A Haskell library of types representing MIME types. These can be used as types for specialized versions of shell commands. For example, you can match on the kind of input file to specialize functionality.
A Haskell 98 library of shell utilities. It should provide functionality equivalent to a typical shell (both built-ins and executables), while being strongly typed and purely functional.
Glue together HUILE, LoSE, and GNU readline, and we have a shell. Note that there will be some interesting user interface design (despite the fact that this is a textual shell). For example, most shells have a highly stateful environment. The current working directory is a particularly un-functional concept. However, forcing shell users to pass around a directory all the time would be a pain.
Careful design of the types of some built-ins, combined with careful design of the textual display of those built-ins, might alleviate this somewhat. For example, consider 'cd' and 'ls':
cd :: Path -> IO Environment ls :: IO Environment -> [ Path ]
If the command line implicitly has the return value of the previous expression, then this might work well. It actually leads, oddly, to a highly stateful way of using shell commands by typing in expressions piecemeal and seeing how they evolve.
Of course, this isn't fully thought out - for one thing, the arguments are in the wrong place. For another, it has no support for options to 'ls' or 'cd'.

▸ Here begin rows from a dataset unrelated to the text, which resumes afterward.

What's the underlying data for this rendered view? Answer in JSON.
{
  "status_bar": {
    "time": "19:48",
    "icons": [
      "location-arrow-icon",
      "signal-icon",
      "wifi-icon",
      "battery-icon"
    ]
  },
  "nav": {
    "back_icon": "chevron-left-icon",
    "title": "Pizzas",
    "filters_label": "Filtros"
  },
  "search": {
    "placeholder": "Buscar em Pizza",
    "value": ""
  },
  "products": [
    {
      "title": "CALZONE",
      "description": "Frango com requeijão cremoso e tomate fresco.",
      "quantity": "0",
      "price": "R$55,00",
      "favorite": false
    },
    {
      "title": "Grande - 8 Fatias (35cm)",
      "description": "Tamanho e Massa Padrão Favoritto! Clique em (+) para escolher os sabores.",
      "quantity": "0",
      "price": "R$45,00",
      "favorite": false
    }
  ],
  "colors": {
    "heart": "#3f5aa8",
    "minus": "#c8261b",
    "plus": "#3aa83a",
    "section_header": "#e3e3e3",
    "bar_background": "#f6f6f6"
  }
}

Bindings from Haskell to KDE and Qt. There are some interesting aspects here, as Qt pre-processes C++ code to insert some grotty stuff to automate some of the tedium of UI programming (I'm thinking specifically of the whole signal/slot mess). A direct Haskell binding may be able to obviate most of that grot, and call "raw Qt" directly.
Add MHAK to HaSh. In particular, KHaSh should be aware of its state (ugh :-) when the user logs out and come back right where it was left. Bash does some of this with its history file, sort of, but it isn't integrated into KDE (so KDE thinks there's unsaved data). This should of course support all sorts of nifty option dialogs and such.
Another neat trick that should be supported is drag and drop. Drag an expression from one KHaSh to another, or drop on a source file, or even a data file (making it the argument of the next function call, perhaps)
This is an add-on for KHaSh. It's a place to drop Haskell expressions, where they become push buttons that can be dragged back to the shell or activated directly.
Coming up with a way to automatically provide useful icons for the expressions should be interesting.
A KDE-aware Haskell expression that sits in kpanel and runs periodically. This could be used for biff-like uses, or automated news monitoring or background music or any number of other things.